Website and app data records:
┄┄┄┄┄┄
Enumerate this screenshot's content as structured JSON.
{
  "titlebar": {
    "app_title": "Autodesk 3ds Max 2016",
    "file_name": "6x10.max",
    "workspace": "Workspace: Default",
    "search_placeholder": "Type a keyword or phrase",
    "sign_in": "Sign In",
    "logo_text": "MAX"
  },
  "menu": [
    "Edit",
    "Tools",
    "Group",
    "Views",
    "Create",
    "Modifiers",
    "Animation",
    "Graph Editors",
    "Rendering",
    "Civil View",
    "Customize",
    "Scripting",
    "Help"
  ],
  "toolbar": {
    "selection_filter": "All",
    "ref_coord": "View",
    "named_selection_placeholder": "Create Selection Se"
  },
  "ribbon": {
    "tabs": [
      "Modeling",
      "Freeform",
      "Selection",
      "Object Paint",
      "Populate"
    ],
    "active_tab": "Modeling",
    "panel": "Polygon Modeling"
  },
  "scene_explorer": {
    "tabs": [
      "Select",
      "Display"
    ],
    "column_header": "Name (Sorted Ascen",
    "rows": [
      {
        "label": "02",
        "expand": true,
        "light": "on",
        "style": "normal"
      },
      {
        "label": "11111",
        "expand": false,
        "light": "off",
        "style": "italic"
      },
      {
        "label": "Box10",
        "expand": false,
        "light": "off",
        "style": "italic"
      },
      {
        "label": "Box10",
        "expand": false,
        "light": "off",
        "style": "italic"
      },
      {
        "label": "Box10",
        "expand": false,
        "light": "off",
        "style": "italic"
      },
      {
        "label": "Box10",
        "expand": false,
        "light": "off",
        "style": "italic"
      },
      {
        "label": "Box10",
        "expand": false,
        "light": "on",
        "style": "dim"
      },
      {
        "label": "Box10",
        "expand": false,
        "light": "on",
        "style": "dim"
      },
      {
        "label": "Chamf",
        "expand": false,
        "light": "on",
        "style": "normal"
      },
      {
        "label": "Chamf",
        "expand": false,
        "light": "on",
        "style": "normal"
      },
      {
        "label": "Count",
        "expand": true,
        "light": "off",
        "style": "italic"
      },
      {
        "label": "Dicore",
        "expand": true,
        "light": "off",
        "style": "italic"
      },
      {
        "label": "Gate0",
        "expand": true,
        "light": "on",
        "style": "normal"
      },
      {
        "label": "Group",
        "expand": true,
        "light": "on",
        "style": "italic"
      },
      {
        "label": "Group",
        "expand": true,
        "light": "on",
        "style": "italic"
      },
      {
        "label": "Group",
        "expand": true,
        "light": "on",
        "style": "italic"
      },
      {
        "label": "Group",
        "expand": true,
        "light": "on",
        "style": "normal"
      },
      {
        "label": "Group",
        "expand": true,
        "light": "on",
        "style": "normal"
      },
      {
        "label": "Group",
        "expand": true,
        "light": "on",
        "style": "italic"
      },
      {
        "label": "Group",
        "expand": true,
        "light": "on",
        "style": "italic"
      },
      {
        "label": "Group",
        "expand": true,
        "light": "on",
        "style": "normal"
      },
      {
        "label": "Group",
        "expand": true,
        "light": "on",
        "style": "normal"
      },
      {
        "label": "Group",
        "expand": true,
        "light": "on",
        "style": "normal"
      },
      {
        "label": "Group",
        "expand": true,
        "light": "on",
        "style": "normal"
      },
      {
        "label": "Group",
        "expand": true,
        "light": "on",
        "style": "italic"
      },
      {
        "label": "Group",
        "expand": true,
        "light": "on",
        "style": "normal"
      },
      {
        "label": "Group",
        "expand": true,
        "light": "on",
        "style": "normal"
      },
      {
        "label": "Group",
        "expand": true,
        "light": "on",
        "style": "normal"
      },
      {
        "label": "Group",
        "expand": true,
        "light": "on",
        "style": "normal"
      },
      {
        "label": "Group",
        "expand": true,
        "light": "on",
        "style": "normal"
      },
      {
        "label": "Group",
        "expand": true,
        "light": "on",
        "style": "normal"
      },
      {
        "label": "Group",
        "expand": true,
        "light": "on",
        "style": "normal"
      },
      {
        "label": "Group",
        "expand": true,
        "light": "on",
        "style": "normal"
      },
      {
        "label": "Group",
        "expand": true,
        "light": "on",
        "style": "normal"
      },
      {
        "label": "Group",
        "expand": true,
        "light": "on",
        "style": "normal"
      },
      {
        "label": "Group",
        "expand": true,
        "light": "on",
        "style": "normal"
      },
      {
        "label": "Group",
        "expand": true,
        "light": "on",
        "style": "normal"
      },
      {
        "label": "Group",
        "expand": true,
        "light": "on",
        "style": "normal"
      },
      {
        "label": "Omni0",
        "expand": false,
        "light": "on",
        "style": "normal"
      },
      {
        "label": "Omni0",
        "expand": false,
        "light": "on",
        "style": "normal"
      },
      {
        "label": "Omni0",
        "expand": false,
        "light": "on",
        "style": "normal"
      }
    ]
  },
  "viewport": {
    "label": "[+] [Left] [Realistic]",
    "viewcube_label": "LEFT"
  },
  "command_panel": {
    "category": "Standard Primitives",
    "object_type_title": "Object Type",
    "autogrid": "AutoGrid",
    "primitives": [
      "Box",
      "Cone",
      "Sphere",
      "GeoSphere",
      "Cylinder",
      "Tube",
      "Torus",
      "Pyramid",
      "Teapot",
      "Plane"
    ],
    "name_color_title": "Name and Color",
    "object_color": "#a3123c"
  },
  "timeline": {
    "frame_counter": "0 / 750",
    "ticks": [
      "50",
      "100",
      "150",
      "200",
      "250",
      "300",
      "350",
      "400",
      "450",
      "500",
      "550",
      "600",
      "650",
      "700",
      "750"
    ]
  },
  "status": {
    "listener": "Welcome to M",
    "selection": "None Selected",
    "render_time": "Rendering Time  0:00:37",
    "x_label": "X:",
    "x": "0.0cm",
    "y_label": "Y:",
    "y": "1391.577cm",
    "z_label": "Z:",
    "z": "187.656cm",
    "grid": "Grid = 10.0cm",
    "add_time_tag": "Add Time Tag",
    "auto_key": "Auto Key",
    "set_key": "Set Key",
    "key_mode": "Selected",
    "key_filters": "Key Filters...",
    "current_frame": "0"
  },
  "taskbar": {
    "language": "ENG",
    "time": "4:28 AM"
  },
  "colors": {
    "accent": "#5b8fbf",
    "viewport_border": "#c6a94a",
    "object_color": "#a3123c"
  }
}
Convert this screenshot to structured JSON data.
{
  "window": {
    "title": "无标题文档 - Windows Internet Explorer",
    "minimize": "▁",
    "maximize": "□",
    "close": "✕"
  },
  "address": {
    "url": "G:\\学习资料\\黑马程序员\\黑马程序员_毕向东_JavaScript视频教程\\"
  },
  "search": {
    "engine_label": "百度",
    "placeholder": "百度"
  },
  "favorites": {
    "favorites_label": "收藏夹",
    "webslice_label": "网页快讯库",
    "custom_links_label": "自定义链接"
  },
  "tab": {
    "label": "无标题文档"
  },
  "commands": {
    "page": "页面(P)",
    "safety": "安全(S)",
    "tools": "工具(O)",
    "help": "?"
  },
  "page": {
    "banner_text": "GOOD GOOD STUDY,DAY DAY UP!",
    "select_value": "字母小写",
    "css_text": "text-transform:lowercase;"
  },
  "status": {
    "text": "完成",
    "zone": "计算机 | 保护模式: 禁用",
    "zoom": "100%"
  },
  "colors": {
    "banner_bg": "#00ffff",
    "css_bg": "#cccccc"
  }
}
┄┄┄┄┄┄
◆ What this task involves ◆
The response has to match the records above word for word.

◆ Final answer ◆
Enumerate this screenshot's content as structured JSON.
{
  "titlebar": {
    "app_title": "Autodesk 3ds Max 2016",
    "file_name": "6x10.max",
    "workspace": "Workspace: Default",
    "search_placeholder": "Type a keyword or phrase",
    "sign_in": "Sign In",
    "logo_text": "MAX"
  },
  "menu": [
    "Edit",
    "Tools",
    "Group",
    "Views",
    "Create",
    "Modifiers",
    "Animation",
    "Graph Editors",
    "Rendering",
    "Civil View",
    "Customize",
    "Scripting",
    "Help"
  ],
  "toolbar": {
    "selection_filter": "All",
    "ref_coord": "View",
    "named_selection_placeholder": "Create Selection Se"
  },
  "ribbon": {
    "tabs": [
      "Modeling",
      "Freeform",
      "Selection",
      "Object Paint",
      "Populate"
    ],
    "active_tab": "Modeling",
    "panel": "Polygon Modeling"
  },
  "scene_explorer": {
    "tabs": [
      "Select",
      "Display"
    ],
    "column_header": "Name (Sorted Ascen",
    "rows": [
      {
        "label": "02",
        "expand": true,
        "light": "on",
        "style": "normal"
      },
      {
        "label": "11111",
        "expand": false,
        "light": "off",
        "style": "italic"
      },
      {
        "label": "Box10",
        "expand": false,
        "light": "off",
        "style": "italic"
      },
      {
        "label": "Box10",
        "expand": false,
        "light": "off",
        "style": "italic"
      },
      {
        "label": "Box10",
        "expand": false,
        "light": "off",
        "style": "italic"
      },
      {
        "label": "Box10",
        "expand": false,
        "light": "off",
        "style": "italic"
      },
      {
        "label": "Box10",
        "expand": false,
        "light": "on",
        "style": "dim"
      },
      {
        "label": "Box10",
        "expand": false,
        "light": "on",
        "style": "dim"
      },
      {
        "label": "Chamf",
        "expand": false,
        "light": "on",
        "style": "normal"
      },
      {
        "label": "Chamf",
        "expand": false,
        "light": "on",
        "style": "normal"
      },
      {
        "label": "Count",
        "expand": true,
        "light": "off",
        "style": "italic"
      },
      {
        "label": "Dicore",
        "expand": true,
        "light": "off",
        "style": "italic"
      },
      {
        "label": "Gate0",
        "expand": true,
        "light": "on",
        "style": "normal"
      },
      {
        "label": "Group",
        "expand": true,
        "light": "on",
        "style": "italic"
      },
      {
        "label": "Group",
        "expand": true,
        "light": "on",
        "style": "italic"
      },
      {
        "label": "Group",
        "expand": true,
        "light": "on",
        "style": "italic"
      },
      {
        "label": "Group",
        "expand": true,
        "light": "on",
        "style": "normal"
      },
      {
        "label": "Group",
        "expand": true,
        "light": "on",
        "style": "normal"
      },
      {
        "label": "Group",
        "expand": true,
        "light": "on",
        "style": "italic"
      },
      {
        "label": "Group",
        "expand": true,
        "light": "on",
        "style": "italic"
      },
      {
        "label": "Group",
        "expand": true,
        "light": "on",
        "style": "normal"
      },
      {
        "label": "Group",
        "expand": true,
        "light": "on",
        "style": "normal"
      },
      {
        "label": "Group",
        "expand": true,
        "light": "on",
        "style": "normal"
      },
      {
        "label": "Group",
        "expand": true,
        "light": "on",
        "style": "normal"
      },
      {
        "label": "Group",
        "expand": true,
        "light": "on",
        "style": "italic"
      },
      {
        "label": "Group",
        "expand": true,
        "light": "on",
        "style": "normal"
      },
      {
        "label": "Group",
        "expand": true,
        "light": "on",
        "style": "normal"
      },
      {
        "label": "Group",
        "expand": true,
        "light": "on",
        "style": "normal"
      },
      {
        "label": "Group",
        "expand": true,
        "light": "on",
        "style": "normal"
      },
      {
        "label": "Group",
        "expand": true,
        "light": "on",
        "style": "normal"
      },
      {
        "label": "Group",
        "expand": true,
        "light": "on",
        "style": "normal"
      },
      {
        "label": "Group",
        "expand": true,
        "light": "on",
        "style": "normal"
      },
      {
        "label": "Group",
        "expand": true,
        "light": "on",
        "style": "normal"
      },
      {
        "label": "Group",
        "expand": true,
        "light": "on",
        "style": "normal"
      },
      {
        "label": "Group",
        "expand": true,
        "light": "on",
        "style": "normal"
      },
      {
        "label": "Group",
        "expand": true,
        "light": "on",
        "style": "normal"
      },
      {
        "label": "Group",
        "expand": true,
        "light": "on",
        "style": "normal"
      },
      {
        "label": "Group",
        "expand": true,
        "light": "on",
        "style": "normal"
      },
      {
        "label": "Omni0",
        "expand": false,
        "light": "on",
        "style": "normal"
      },
      {
        "label": "Omni0",
        "expand": false,
        "light": "on",
        "style": "normal"
      },
      {
        "label": "Omni0",
        "expand": false,
        "light": "on",
        "style": "normal"
      }
    ]
  },
  "viewport": {
    "label": "[+] [Left] [Realistic]",
    "viewcube_label": "LEFT"
  },
  "command_panel": {
    "category": "Standard Primitives",
    "object_type_title": "Object Type",
    "autogrid": "AutoGrid",
    "primitives": [
      "Box",
      "Cone",
      "Sphere",
      "GeoSphere",
      "Cylinder",
      "Tube",
      "Torus",
      "Pyramid",
      "Teapot",
      "Plane"
    ],
    "name_color_title": "Name and Color",
    "object_color": "#a3123c"
  },
  "timeline": {
    "frame_counter": "0 / 750",
    "ticks": [
      "50",
      "100",
      "150",
      "200",
      "250",
      "300",
      "350",
      "400",
      "450",
      "500",
      "550",
      "600",
      "650",
      "700",
      "750"
    ]
  },
  "status": {
    "listener": "Welcome to M",
    "selection": "None Selected",
    "render_time": "Rendering Time  0:00:37",
    "x_label": "X:",
    "x": "0.0cm",
    "y_label": "Y:",
    "y": "1391.577cm",
    "z_label": "Z:",
    "z": "187.656cm",
    "grid": "Grid = 10.0cm",
    "add_time_tag": "Add Time Tag",
    "auto_key": "Auto Key",
    "set_key": "Set Key",
    "key_mode": "Selected",
    "key_filters": "Key Filters...",
    "current_frame": "0"
  },
  "taskbar": {
    "language": "ENG",
    "time": "4:28 AM"
  },
  "colors": {
    "accent": "#5b8fbf",
    "viewport_border": "#c6a94a",
    "object_color": "#a3123c"
  }
}
Convert this screenshot to structured JSON data.
{
  "window": {
    "title": "无标题文档 - Windows Internet Explorer",
    "minimize": "▁",
    "maximize": "□",
    "close": "✕"
  },
  "address": {
    "url": "G:\\学习资料\\黑马程序员\\黑马程序员_毕向东_JavaScript视频教程\\"
  },
  "search": {
    "engine_label": "百度",
    "placeholder": "百度"
  },
  "favorites": {
    "favorites_label": "收藏夹",
    "webslice_label": "网页快讯库",
    "custom_links_label": "自定义链接"
  },
  "tab": {
    "label": "无标题文档"
  },
  "commands": {
    "page": "页面(P)",
    "safety": "安全(S)",
    "tools": "工具(O)",
    "help": "?"
  },
  "page": {
    "banner_text": "GOOD GOOD STUDY,DAY DAY UP!",
    "select_value": "字母小写",
    "css_text": "text-transform:lowercase;"
  },
  "status": {
    "text": "完成",
    "zone": "计算机 | 保护模式: 禁用",
    "zoom": "100%"
  },
  "colors": {
    "banner_bg": "#00ffff",
    "css_bg": "#cccccc"
  }
}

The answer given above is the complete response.